“Drought tolerance technologies are part of the next great wave of agricultural innovation that will improve agronomic characteristics of plants so they more efficiently use available resources,” Borel says. “They will further empower farmers with better product choices to meet growing demand while reducing their environmental footprint.”

Many environmental factors can reduce agriculture productivity, but drought is by far the most damaging. In 2009 alone, drought cost farmers $14 billion worldwide. Eighty-five percent of the U.S. corn crop is affected by drought stress at some time during the growing season each year, and just four days of severe drought stress during the peak of summer can cut yields in half.

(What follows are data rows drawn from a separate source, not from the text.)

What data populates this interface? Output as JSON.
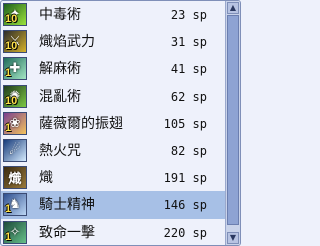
{
  "skills": [
    {
      "name": "中毒術",
      "sp": "23",
      "unit": "sp",
      "level": "10",
      "icon": "poison-skill-icon",
      "colors": [
        "#1d5e1d",
        "#9be33b"
      ],
      "glyph": "✦"
    },
    {
      "name": "熾焰武力",
      "sp": "31",
      "unit": "sp",
      "level": "10",
      "icon": "flame-force-skill-icon",
      "colors": [
        "#2b2b2b",
        "#d7b32a"
      ],
      "glyph": "⚔"
    },
    {
      "name": "解麻術",
      "sp": "41",
      "unit": "sp",
      "level": "1",
      "icon": "cure-paralysis-skill-icon",
      "colors": [
        "#1f6b5a",
        "#a4e6c4"
      ],
      "glyph": "✚"
    },
    {
      "name": "混亂術",
      "sp": "62",
      "unit": "sp",
      "level": "10",
      "icon": "confusion-skill-icon",
      "colors": [
        "#203a1c",
        "#7cc943"
      ],
      "glyph": "✺"
    },
    {
      "name": "薩薇爾的振翅",
      "sp": "105",
      "unit": "sp",
      "level": "1",
      "icon": "wing-flap-skill-icon",
      "colors": [
        "#7a3f8f",
        "#f3c35d"
      ],
      "glyph": "❀"
    },
    {
      "name": "熱火咒",
      "sp": "82",
      "unit": "sp",
      "level": "",
      "icon": "fire-curse-skill-icon",
      "colors": [
        "#173b7a",
        "#d6ecff"
      ],
      "glyph": "☄"
    },
    {
      "name": "熾",
      "sp": "191",
      "unit": "sp",
      "level": "",
      "icon": "blaze-skill-icon",
      "colors": [
        "#3a2a10",
        "#9a7a3a"
      ],
      "glyph": "熾"
    },
    {
      "name": "騎士精神",
      "sp": "146",
      "unit": "sp",
      "level": "1",
      "icon": "knight-spirit-skill-icon",
      "colors": [
        "#2f4f8f",
        "#bcd6f4"
      ],
      "glyph": "♞"
    },
    {
      "name": "致命一擊",
      "sp": "220",
      "unit": "sp",
      "level": "1",
      "icon": "critical-strike-skill-icon",
      "colors": [
        "#1d4a3a",
        "#66c08a"
      ],
      "glyph": "✧"
    }
  ],
  "selected_index": 7,
  "scrollbar": {
    "up_arrow": "▲",
    "down_arrow": "▼"
  },
  "colors": {
    "selected_row": "#a7c0e6",
    "panel_bg": "#eef1fb",
    "level_text": "#ffe24a"
  }
}
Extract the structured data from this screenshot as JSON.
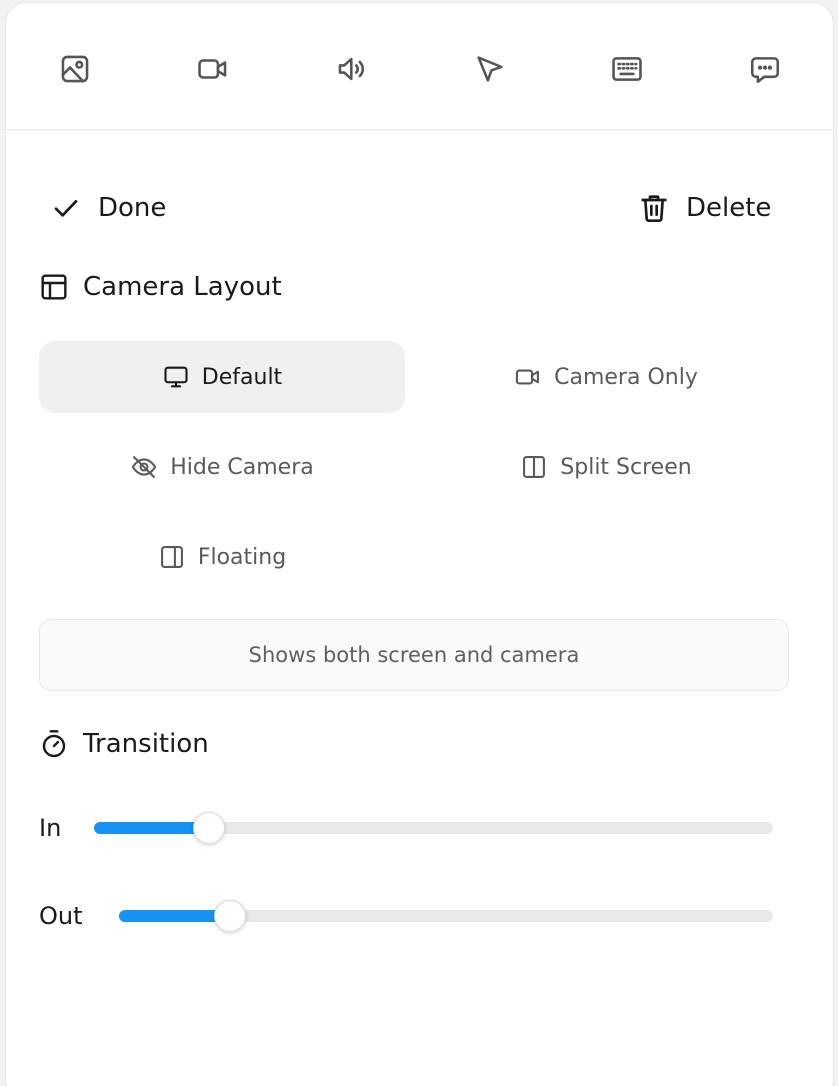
{
  "toolbar": {
    "icons": [
      "image-icon",
      "video-icon",
      "volume-icon",
      "cursor-icon",
      "keyboard-icon",
      "chat-icon"
    ]
  },
  "actions": {
    "done_label": "Done",
    "delete_label": "Delete"
  },
  "camera_layout": {
    "title": "Camera Layout",
    "options": [
      {
        "label": "Default",
        "icon": "monitor-icon",
        "selected": true
      },
      {
        "label": "Camera Only",
        "icon": "video-icon",
        "selected": false
      },
      {
        "label": "Hide Camera",
        "icon": "eye-off-icon",
        "selected": false
      },
      {
        "label": "Split Screen",
        "icon": "split-columns-icon",
        "selected": false
      },
      {
        "label": "Floating",
        "icon": "panel-right-icon",
        "selected": false
      }
    ],
    "description": "Shows both screen and camera"
  },
  "transition": {
    "title": "Transition",
    "in": {
      "label": "In",
      "value_fraction": 0.17
    },
    "out": {
      "label": "Out",
      "value_fraction": 0.17
    }
  },
  "colors": {
    "accent": "#1592f2",
    "selected_bg": "#f0f0f0"
  }
}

The drought research facility in Woodland, CA, is one of two managed stress facilities DuPont business Pioneer Hi-Bred uses to evaluate crop performance under targeted drought or nutrient stresses. It receives little or no precipitation during the growing season, allowing researchers to control the amount of water applied through precision irrigation.

The Coolest Forms of Life on Earth

ScienceDaily (Aug. 7, 2010) — Two UK scientists are travelling to one of the coldest places on Earth to help them understand how life could exist on other planets in our Solar System.

Professor Liane Benning (University of Leeds) and Dr Dominique Tobler (University of Glasgow) are travelling to Ny-Ålesund on the island of Svalbard to investigate how the snow and ice there was first colonised by extremophiles — organisms that thrive in harsh conditions.

The team will spend two weeks on Svalbard from 6 to 20 August as part of the Europlanet Research Infrastructure’s Transnational Access Programme. The expedition is part of the larger international AMASE project, which uses extreme environments on Earth as a test-bed for technology that will be used on future NASA and ESA ‘Search for Life’ missions to Mars.

“Glacial snow and ice is a good analogue for ice and frost-covered ground at the Martian poles or other icy bodies in the Solar System, like Europa,” said Professor Benning.

“Organisms that live here have evolved to thrive with very little food, large temperature fluctuations, dehydration and high levels of UV radiation. For example, snow algae make carotinoids pigments that protect them from UV radiation and cause the snow to turn bright red.

“If we can learn more about how life can form and thrive in these areas, and the survival strategies they adopt, it gives us a better chance of detecting life on other planets with similarly extreme conditions.”  read more

Alfalfa Sprouts Recall

American Vegetable Grower.  26 May 2010.  Caldwell Fresh Foods of Maywood, CA, is voluntarily recalling all of its alfalfa sprouts marketed under the Caldwell Fresh Foods, Nature’s Choice, and California Exotics brands. The recalled products have been linked to an outbreak of Salmonella infections in consumers in Arizona, California, Colorado, Idaho, Illinois, Missouri, New Mexico, Nevada, Oregon, and Wisconsin.

The sprouts were distributed to a variety of restaurants, delicatessens, and retailers, including Trader Joe’s and Wal-Mart stores.

Lost in Translation?

In a Japanese hotel: “You are invited to take advantage of the chambermaid.”

In an Austrian hotel catering to skiers: “Not to perambulate the corridors in the hours of repose in the boots of ascension.”

On the menu of a Swiss restaurant: “Our wines leave you nothing to hope for.”

On the menu of a Polish hotel: “Salad a firm’s own make; limpid red beet soup with cheesy dumplings in the form of a finger; roasted duck let loose; beef rashers beaten up in the country people’s fashion.”

A sign posted in Germany’s Black Forest: “It is strictly forbidden on our Black Forest camping site that people of different sex, for instance, men and women, live together in one tent unless they are married with each other for that purpose.”